**ASSIGNED TASK:**
All lines in the entries below that hold "icon" make up the answer.

**MATERIAL TO PROCESS:**
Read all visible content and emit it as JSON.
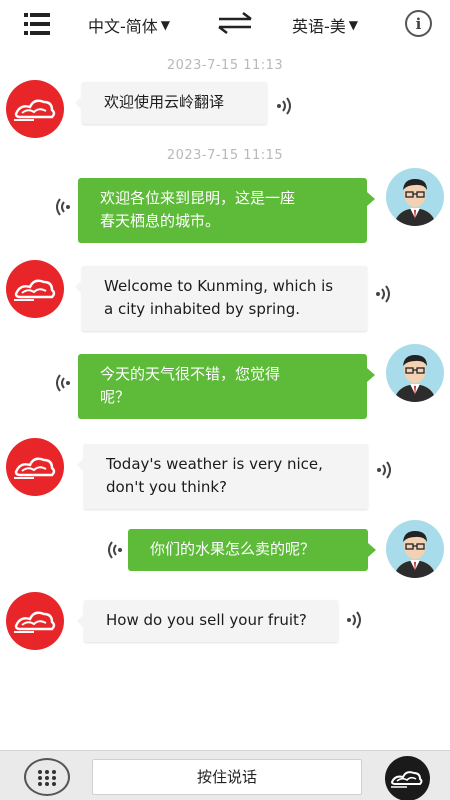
{
  "header": {
    "source_language": "中文-简体",
    "target_language": "英语-美",
    "dropdown_glyph": "▼",
    "menu_icon": "menu-icon",
    "swap_icon": "swap-arrows-icon",
    "info_icon": "info-icon",
    "info_glyph": "i"
  },
  "colors": {
    "bot_avatar": "#e8262a",
    "user_bubble": "#5dbb39",
    "bot_bubble": "#f4f4f4",
    "timestamp": "#b8b8b8"
  },
  "conversation": {
    "timestamps": [
      "2023-7-15  11:13",
      "2023-7-15  11:15"
    ],
    "messages": [
      {
        "sender": "bot",
        "lines": [
          "欢迎使用云岭翻译"
        ]
      },
      {
        "sender": "user",
        "lines": [
          "欢迎各位来到昆明，这是一座",
          "春天栖息的城市。"
        ]
      },
      {
        "sender": "bot",
        "lines": [
          "Welcome to Kunming, which is",
          "a city inhabited by spring."
        ]
      },
      {
        "sender": "user",
        "lines": [
          "今天的天气很不错，您觉得",
          "呢？"
        ]
      },
      {
        "sender": "bot",
        "lines": [
          "Today's weather is very nice,",
          "don't you think?"
        ]
      },
      {
        "sender": "user",
        "lines": [
          "你们的水果怎么卖的呢？"
        ]
      },
      {
        "sender": "bot",
        "lines": [
          "How do you sell your fruit?"
        ]
      }
    ]
  },
  "footer": {
    "talk_button_label": "按住说话",
    "keypad_icon": "keypad-icon",
    "logo_icon": "cloud-logo-icon"
  }
}
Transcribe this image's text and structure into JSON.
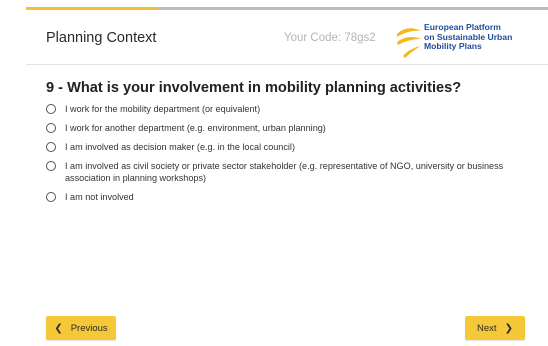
{
  "progress": {
    "fraction": 0.25,
    "fill_color": "#f2c12e",
    "track_color": "#b7bcc3"
  },
  "header": {
    "section_title": "Planning Context",
    "code_label": "Your Code: 78gs2",
    "logo": {
      "icon": "eltis-swoosh-logo",
      "line1": "European Platform",
      "line2": "on Sustainable Urban",
      "line3": "Mobility Plans",
      "color": "#1f4e9c"
    }
  },
  "question": {
    "text": "9 - What is your involvement in mobility planning activities?",
    "options": [
      {
        "label": "I work for the mobility department (or equivalent)",
        "selected": false
      },
      {
        "label": "I work for another department (e.g. environment, urban planning)",
        "selected": false
      },
      {
        "label": "I am involved as decision maker (e.g. in the local council)",
        "selected": false
      },
      {
        "label": "I am involved as civil society or private sector stakeholder (e.g. representative of NGO, university or business association in planning workshops)",
        "selected": false
      },
      {
        "label": "I am not involved",
        "selected": false
      }
    ]
  },
  "navigation": {
    "previous_label": "Previous",
    "previous_icon": "chevron-left-icon",
    "next_label": "Next",
    "next_icon": "chevron-right-icon",
    "button_color": "#f5c838"
  }
}
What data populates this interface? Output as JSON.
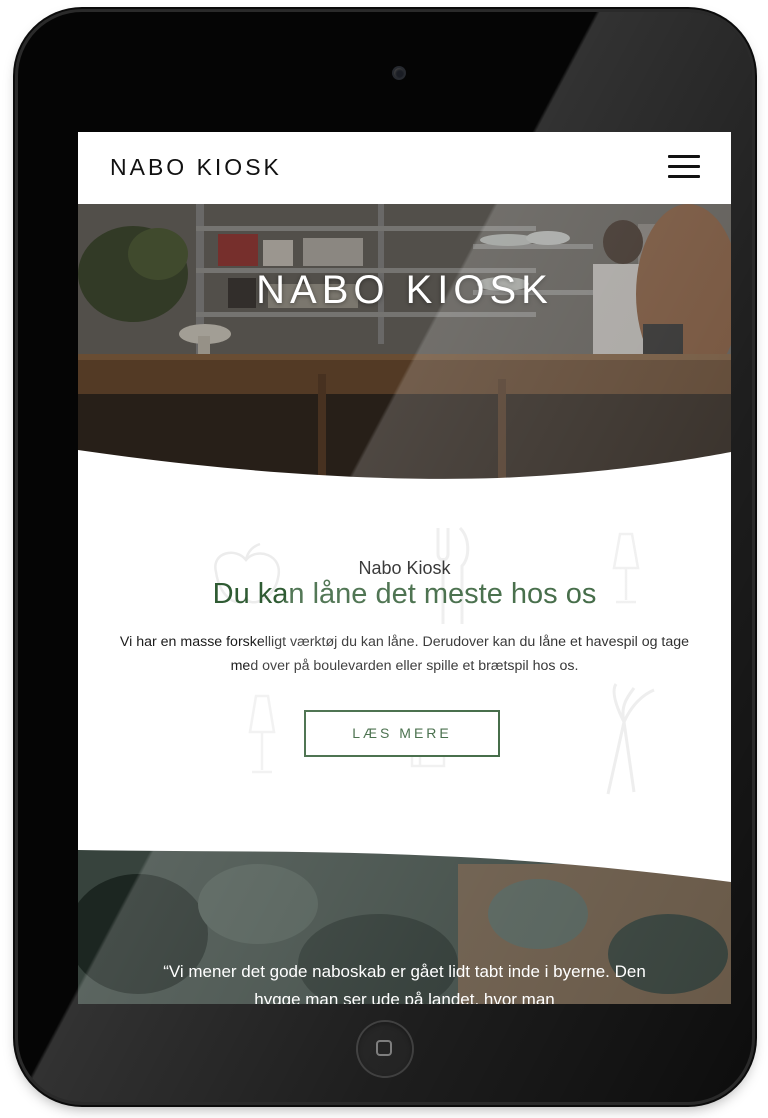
{
  "navbar": {
    "brand": "NABO KIOSK",
    "menu_icon": "hamburger-menu-icon"
  },
  "hero": {
    "title": "NABO KIOSK"
  },
  "intro": {
    "eyebrow": "Nabo Kiosk",
    "heading": "Du kan låne det meste hos os",
    "body": "Vi har en masse forskelligt værktøj du kan låne. Derudover kan du låne et havespil og tage med over på boulevarden eller spille et brætspil hos os.",
    "button_label": "LÆS MERE"
  },
  "quote": {
    "text": "“Vi mener det gode naboskab er gået lidt tabt inde i byerne. Den hygge man ser ude på landet, hvor man"
  },
  "colors": {
    "accent_green": "#2f5b33",
    "text": "#1c1c1c",
    "frame": "#050505"
  },
  "device": {
    "camera_icon": "camera-icon",
    "home_button_icon": "home-button-icon"
  }
}
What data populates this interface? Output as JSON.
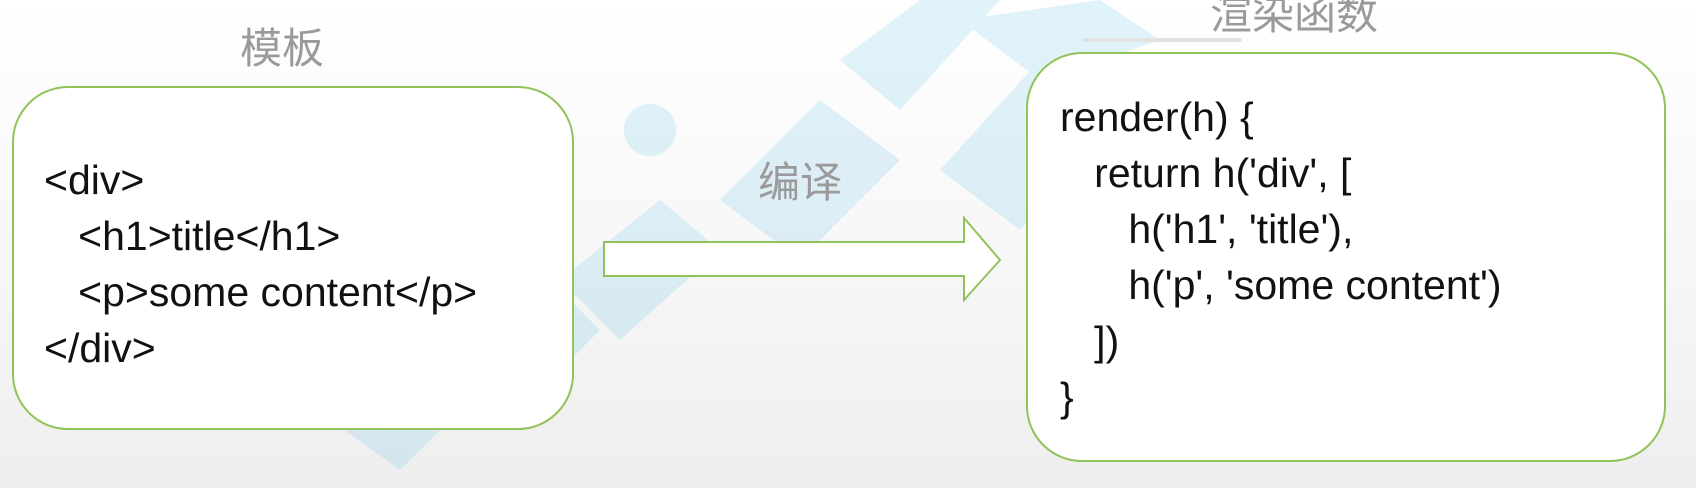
{
  "labels": {
    "template": "模板",
    "compile": "编译",
    "render_function": "渲染函数"
  },
  "template_code": [
    "<div>",
    "   <h1>title</h1>",
    "   <p>some content</p>",
    "</div>"
  ],
  "render_code": [
    "render(h) {",
    "   return h('div', [",
    "      h('h1', 'title'),",
    "      h('p', 'some content')",
    "   ])",
    "}"
  ],
  "colors": {
    "border": "#92c25a",
    "label_text": "#9a9a9a",
    "code_text": "#111111",
    "watermark": "#48b5e6"
  }
}
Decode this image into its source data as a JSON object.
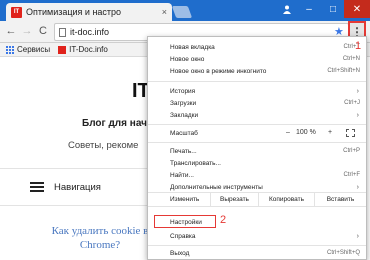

**RESPONSE AREA:**
    "menu_icon": "menu-icon",
    "swap_icon": "swap-arrows-icon",
    "info_icon": "info-icon",
    "keypad_icon": "keypad-icon",
    "logo_icon": "cloud-logo-icon"
      "icon": "eltis-swoosh-logo",
    "previous_icon": "chevron-left-icon",
    "next_icon": "chevron-right-icon",
    "menu_icon": "hamburger-menu-icon"
    "camera_icon": "camera-icon",
    "home_button_icon": "home-button-icon"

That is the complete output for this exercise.